**Task goal:** Output every record word for word.

**Materials provided:**
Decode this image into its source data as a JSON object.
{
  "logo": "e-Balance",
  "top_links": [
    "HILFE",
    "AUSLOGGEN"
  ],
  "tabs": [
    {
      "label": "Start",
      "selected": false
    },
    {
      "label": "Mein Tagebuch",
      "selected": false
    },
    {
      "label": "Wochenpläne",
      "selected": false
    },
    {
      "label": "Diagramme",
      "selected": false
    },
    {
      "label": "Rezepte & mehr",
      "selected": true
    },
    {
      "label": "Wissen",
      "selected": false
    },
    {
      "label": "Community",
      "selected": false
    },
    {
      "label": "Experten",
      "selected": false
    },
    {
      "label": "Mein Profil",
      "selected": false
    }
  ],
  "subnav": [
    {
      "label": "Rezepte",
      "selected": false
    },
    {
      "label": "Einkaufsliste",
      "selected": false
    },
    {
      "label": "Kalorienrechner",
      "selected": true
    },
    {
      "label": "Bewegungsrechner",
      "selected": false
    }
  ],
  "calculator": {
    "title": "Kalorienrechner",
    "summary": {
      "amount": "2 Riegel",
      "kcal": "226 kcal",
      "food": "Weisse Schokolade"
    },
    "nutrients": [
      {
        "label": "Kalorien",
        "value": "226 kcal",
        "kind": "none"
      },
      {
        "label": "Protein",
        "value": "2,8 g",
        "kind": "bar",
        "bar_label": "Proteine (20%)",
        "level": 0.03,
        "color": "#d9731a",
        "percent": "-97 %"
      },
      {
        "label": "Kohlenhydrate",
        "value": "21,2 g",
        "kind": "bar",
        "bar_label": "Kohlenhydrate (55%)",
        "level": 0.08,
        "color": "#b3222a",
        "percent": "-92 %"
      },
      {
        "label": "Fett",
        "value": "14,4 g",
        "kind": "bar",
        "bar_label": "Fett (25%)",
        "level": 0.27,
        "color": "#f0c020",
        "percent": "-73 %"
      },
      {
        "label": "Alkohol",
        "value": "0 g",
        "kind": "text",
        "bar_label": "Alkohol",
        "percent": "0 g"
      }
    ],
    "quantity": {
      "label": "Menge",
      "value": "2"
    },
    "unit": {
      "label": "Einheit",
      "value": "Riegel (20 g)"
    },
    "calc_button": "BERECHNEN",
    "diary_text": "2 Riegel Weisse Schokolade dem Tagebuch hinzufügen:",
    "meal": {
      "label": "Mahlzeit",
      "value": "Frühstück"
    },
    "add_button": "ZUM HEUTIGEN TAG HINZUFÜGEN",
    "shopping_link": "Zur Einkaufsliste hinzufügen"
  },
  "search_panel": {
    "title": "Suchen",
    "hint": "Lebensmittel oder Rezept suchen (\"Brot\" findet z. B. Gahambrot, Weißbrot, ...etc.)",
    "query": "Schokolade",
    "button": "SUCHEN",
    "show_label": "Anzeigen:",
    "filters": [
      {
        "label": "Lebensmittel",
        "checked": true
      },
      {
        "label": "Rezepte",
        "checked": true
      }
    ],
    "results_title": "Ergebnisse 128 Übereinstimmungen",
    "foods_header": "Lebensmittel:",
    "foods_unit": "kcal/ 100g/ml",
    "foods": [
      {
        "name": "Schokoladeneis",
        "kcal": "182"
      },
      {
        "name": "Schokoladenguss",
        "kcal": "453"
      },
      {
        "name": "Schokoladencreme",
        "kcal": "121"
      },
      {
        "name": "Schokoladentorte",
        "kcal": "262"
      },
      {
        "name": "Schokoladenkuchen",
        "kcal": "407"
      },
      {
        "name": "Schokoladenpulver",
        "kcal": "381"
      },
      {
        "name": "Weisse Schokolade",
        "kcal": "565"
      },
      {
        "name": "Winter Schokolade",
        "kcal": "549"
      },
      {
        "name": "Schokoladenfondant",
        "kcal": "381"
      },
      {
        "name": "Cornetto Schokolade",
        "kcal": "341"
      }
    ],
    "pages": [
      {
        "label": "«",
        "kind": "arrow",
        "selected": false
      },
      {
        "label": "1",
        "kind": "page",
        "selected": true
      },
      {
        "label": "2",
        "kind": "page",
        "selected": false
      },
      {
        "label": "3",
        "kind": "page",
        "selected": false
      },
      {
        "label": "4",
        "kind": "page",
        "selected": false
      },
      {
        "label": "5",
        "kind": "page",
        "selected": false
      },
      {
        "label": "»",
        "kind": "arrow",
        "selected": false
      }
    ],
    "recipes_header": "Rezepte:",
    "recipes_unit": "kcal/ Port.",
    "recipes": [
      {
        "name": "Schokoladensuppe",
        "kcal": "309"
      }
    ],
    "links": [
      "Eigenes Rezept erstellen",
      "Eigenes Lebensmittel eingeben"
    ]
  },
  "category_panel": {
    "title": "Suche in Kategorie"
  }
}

**Result:**
Decode this image into its source data as a JSON object.
{
  "logo": "e-Balance",
  "top_links": [
    "HILFE",
    "AUSLOGGEN"
  ],
  "tabs": [
    {
      "label": "Start",
      "selected": false
    },
    {
      "label": "Mein Tagebuch",
      "selected": false
    },
    {
      "label": "Wochenpläne",
      "selected": false
    },
    {
      "label": "Diagramme",
      "selected": false
    },
    {
      "label": "Rezepte & mehr",
      "selected": true
    },
    {
      "label": "Wissen",
      "selected": false
    },
    {
      "label": "Community",
      "selected": false
    },
    {
      "label": "Experten",
      "selected": false
    },
    {
      "label": "Mein Profil",
      "selected": false
    }
  ],
  "subnav": [
    {
      "label": "Rezepte",
      "selected": false
    },
    {
      "label": "Einkaufsliste",
      "selected": false
    },
    {
      "label": "Kalorienrechner",
      "selected": true
    },
    {
      "label": "Bewegungsrechner",
      "selected": false
    }
  ],
  "calculator": {
    "title": "Kalorienrechner",
    "summary": {
      "amount": "2 Riegel",
      "kcal": "226 kcal",
      "food": "Weisse Schokolade"
    },
    "nutrients": [
      {
        "label": "Kalorien",
        "value": "226 kcal",
        "kind": "none"
      },
      {
        "label": "Protein",
        "value": "2,8 g",
        "kind": "bar",
        "bar_label": "Proteine (20%)",
        "level": 0.03,
        "color": "#d9731a",
        "percent": "-97 %"
      },
      {
        "label": "Kohlenhydrate",
        "value": "21,2 g",
        "kind": "bar",
        "bar_label": "Kohlenhydrate (55%)",
        "level": 0.08,
        "color": "#b3222a",
        "percent": "-92 %"
      },
      {
        "label": "Fett",
        "value": "14,4 g",
        "kind": "bar",
        "bar_label": "Fett (25%)",
        "level": 0.27,
        "color": "#f0c020",
        "percent": "-73 %"
      },
      {
        "label": "Alkohol",
        "value": "0 g",
        "kind": "text",
        "bar_label": "Alkohol",
        "percent": "0 g"
      }
    ],
    "quantity": {
      "label": "Menge",
      "value": "2"
    },
    "unit": {
      "label": "Einheit",
      "value": "Riegel (20 g)"
    },
    "calc_button": "BERECHNEN",
    "diary_text": "2 Riegel Weisse Schokolade dem Tagebuch hinzufügen:",
    "meal": {
      "label": "Mahlzeit",
      "value": "Frühstück"
    },
    "add_button": "ZUM HEUTIGEN TAG HINZUFÜGEN",
    "shopping_link": "Zur Einkaufsliste hinzufügen"
  },
  "search_panel": {
    "title": "Suchen",
    "hint": "Lebensmittel oder Rezept suchen (\"Brot\" findet z. B. Gahambrot, Weißbrot, ...etc.)",
    "query": "Schokolade",
    "button": "SUCHEN",
    "show_label": "Anzeigen:",
    "filters": [
      {
        "label": "Lebensmittel",
        "checked": true
      },
      {
        "label": "Rezepte",
        "checked": true
      }
    ],
    "results_title": "Ergebnisse 128 Übereinstimmungen",
    "foods_header": "Lebensmittel:",
    "foods_unit": "kcal/ 100g/ml",
    "foods": [
      {
        "name": "Schokoladeneis",
        "kcal": "182"
      },
      {
        "name": "Schokoladenguss",
        "kcal": "453"
      },
      {
        "name": "Schokoladencreme",
        "kcal": "121"
      },
      {
        "name": "Schokoladentorte",
        "kcal": "262"
      },
      {
        "name": "Schokoladenkuchen",
        "kcal": "407"
      },
      {
        "name": "Schokoladenpulver",
        "kcal": "381"
      },
      {
        "name": "Weisse Schokolade",
        "kcal": "565"
      },
      {
        "name": "Winter Schokolade",
        "kcal": "549"
      },
      {
        "name": "Schokoladenfondant",
        "kcal": "381"
      },
      {
        "name": "Cornetto Schokolade",
        "kcal": "341"
      }
    ],
    "pages": [
      {
        "label": "«",
        "kind": "arrow",
        "selected": false
      },
      {
        "label": "1",
        "kind": "page",
        "selected": true
      },
      {
        "label": "2",
        "kind": "page",
        "selected": false
      },
      {
        "label": "3",
        "kind": "page",
        "selected": false
      },
      {
        "label": "4",
        "kind": "page",
        "selected": false
      },
      {
        "label": "5",
        "kind": "page",
        "selected": false
      },
      {
        "label": "»",
        "kind": "arrow",
        "selected": false
      }
    ],
    "recipes_header": "Rezepte:",
    "recipes_unit": "kcal/ Port.",
    "recipes": [
      {
        "name": "Schokoladensuppe",
        "kcal": "309"
      }
    ],
    "links": [
      "Eigenes Rezept erstellen",
      "Eigenes Lebensmittel eingeben"
    ]
  },
  "category_panel": {
    "title": "Suche in Kategorie"
  }
}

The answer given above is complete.